Feeding your starter. The reason the gases exist and the starter becomes strong is that over 5 – 7 days, it is getting ongoing food to grow. Similar to your car, it needs fuel and the gluten free sourdough needs new flour and water to keep it charged. So every day, discard half the starter (down the sink!) and replace with an equal mixture of gluten free flour and bottled water. Keep doing this every day, at the same time. If for some reason you can’t, place your starter in the fridge and the cooler temperature will slow down the fermenting process.
Important: Mold is a nasty culprit that can easily penetrate your starter and cause havoc. If you find mold, you have to start over again. So when you feed your starter, pour everything into a new, clean jar to minimize any bad bugs. The joy of using Kefir is that the fermenting time from start to finish is half the time of conventional starters, so as such, reduces the chances of mold.
In the initial few days, the water might naturally start to separate from the gluten free flour and float on top. This is most likely because you have too much water, or, the grains are not super absorbent. If this happens, I give it a good mix every so often to make sure the dry/wet mixture keeps in contact.
Each day, you’ll start to see more bubbles to form. You’ll notice that it starts to get thicker and bubbly. One day it will…..Poof! Be big, bold and full of foam. Give it a taste and it should have a nice signature sour flavour.
Once ready, you can use it or keep it alive as you have until you are ready.
A couple top tips:
Once your gluten free sourdough starter is mature, you can use the daily discard for other tasty treats like waffles, crepes and even banana bread! It’s full of flavour and can be used in your daily recipes!
Feeding your starter every day can be a pain and expensive with all the waste so you can keep in the fridge and feed only once every few days. Some people claim to keep their gluten free starter in the freezer which I’ve never tried, but if you keep super cool, you can extend the feeding time resulting in less maintenance.

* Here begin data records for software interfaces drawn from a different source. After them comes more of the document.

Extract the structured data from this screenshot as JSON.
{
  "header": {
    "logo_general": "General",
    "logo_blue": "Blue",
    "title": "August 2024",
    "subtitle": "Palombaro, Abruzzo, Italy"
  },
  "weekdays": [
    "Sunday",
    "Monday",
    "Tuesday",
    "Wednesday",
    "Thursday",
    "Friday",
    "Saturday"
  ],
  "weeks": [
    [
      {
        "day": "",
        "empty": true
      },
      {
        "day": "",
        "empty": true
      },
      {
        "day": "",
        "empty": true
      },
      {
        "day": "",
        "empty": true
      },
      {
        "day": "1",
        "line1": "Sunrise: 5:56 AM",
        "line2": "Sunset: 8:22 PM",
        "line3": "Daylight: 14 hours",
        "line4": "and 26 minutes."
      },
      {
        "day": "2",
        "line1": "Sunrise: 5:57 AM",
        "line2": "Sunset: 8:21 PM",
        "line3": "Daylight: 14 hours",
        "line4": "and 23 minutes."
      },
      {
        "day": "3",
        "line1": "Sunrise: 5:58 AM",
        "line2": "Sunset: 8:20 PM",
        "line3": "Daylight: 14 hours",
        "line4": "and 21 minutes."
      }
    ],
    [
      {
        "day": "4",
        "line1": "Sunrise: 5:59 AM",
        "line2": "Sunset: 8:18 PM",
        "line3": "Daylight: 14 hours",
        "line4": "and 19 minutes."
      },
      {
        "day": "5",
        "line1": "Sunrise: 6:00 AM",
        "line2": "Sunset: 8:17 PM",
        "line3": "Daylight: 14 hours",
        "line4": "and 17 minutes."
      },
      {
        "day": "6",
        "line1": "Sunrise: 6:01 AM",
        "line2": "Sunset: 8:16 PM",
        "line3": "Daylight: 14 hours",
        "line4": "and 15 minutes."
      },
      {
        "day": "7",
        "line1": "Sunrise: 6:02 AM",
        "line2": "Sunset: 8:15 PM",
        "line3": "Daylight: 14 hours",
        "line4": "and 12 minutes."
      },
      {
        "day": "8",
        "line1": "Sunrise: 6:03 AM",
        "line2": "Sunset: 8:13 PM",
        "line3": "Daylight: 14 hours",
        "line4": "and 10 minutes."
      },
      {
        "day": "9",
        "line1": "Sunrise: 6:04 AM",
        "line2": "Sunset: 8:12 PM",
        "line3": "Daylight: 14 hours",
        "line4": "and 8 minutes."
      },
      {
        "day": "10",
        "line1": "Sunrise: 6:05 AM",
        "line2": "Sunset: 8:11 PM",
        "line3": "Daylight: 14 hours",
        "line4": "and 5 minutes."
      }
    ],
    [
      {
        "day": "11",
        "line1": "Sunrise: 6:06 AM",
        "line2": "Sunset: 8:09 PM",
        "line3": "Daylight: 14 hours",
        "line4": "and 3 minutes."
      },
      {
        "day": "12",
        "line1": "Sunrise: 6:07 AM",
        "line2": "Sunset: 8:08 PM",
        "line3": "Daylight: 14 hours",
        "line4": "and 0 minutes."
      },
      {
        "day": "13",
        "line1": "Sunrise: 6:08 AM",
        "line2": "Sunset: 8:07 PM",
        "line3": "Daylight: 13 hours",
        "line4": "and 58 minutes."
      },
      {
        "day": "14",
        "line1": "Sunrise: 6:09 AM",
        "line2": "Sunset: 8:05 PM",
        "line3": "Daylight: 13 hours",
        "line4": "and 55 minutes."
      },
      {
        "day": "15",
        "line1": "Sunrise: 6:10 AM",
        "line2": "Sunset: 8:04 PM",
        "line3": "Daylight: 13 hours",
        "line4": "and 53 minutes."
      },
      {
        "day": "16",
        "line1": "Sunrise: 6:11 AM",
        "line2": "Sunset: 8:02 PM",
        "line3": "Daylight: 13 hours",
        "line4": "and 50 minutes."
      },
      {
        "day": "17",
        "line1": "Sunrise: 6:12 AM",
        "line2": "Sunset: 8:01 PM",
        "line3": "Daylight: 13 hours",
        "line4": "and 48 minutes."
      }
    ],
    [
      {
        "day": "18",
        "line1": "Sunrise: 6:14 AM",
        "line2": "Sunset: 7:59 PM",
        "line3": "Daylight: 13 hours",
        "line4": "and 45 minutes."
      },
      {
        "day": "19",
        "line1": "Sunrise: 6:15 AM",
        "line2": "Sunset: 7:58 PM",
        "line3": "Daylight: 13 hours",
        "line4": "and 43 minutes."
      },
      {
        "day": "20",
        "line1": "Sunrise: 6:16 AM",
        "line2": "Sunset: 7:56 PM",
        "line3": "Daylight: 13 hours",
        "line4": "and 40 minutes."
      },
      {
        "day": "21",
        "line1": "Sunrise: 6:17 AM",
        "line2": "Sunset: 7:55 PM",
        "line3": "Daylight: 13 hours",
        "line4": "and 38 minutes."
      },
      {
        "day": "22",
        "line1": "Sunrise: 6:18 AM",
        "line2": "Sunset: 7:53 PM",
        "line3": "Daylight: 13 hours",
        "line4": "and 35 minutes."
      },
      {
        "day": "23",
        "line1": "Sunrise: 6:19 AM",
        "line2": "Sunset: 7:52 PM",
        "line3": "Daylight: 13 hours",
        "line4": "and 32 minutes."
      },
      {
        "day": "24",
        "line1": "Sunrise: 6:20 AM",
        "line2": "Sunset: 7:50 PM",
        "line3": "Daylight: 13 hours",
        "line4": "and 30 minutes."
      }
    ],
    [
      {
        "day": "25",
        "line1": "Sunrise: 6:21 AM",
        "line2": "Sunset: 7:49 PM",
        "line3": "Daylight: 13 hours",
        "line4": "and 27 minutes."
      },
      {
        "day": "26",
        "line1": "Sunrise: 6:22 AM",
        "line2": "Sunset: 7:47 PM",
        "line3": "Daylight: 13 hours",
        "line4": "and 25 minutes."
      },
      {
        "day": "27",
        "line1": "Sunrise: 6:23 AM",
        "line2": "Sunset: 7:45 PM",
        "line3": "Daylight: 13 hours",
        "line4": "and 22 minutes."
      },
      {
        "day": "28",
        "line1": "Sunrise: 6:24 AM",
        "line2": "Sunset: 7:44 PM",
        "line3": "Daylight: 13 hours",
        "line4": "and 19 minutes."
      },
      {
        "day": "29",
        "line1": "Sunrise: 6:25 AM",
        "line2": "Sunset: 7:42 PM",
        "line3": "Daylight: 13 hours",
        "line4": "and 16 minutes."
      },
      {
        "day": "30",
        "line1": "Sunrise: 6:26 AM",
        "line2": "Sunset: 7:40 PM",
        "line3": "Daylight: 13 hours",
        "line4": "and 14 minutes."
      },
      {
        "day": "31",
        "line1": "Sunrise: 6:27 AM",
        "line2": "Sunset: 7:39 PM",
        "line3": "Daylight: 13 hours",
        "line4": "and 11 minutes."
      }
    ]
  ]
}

Below you can find Amazon Affiliate links if you wish to purchase any of the things I’ve used in this recipe:
UK Links below:
USA Links below: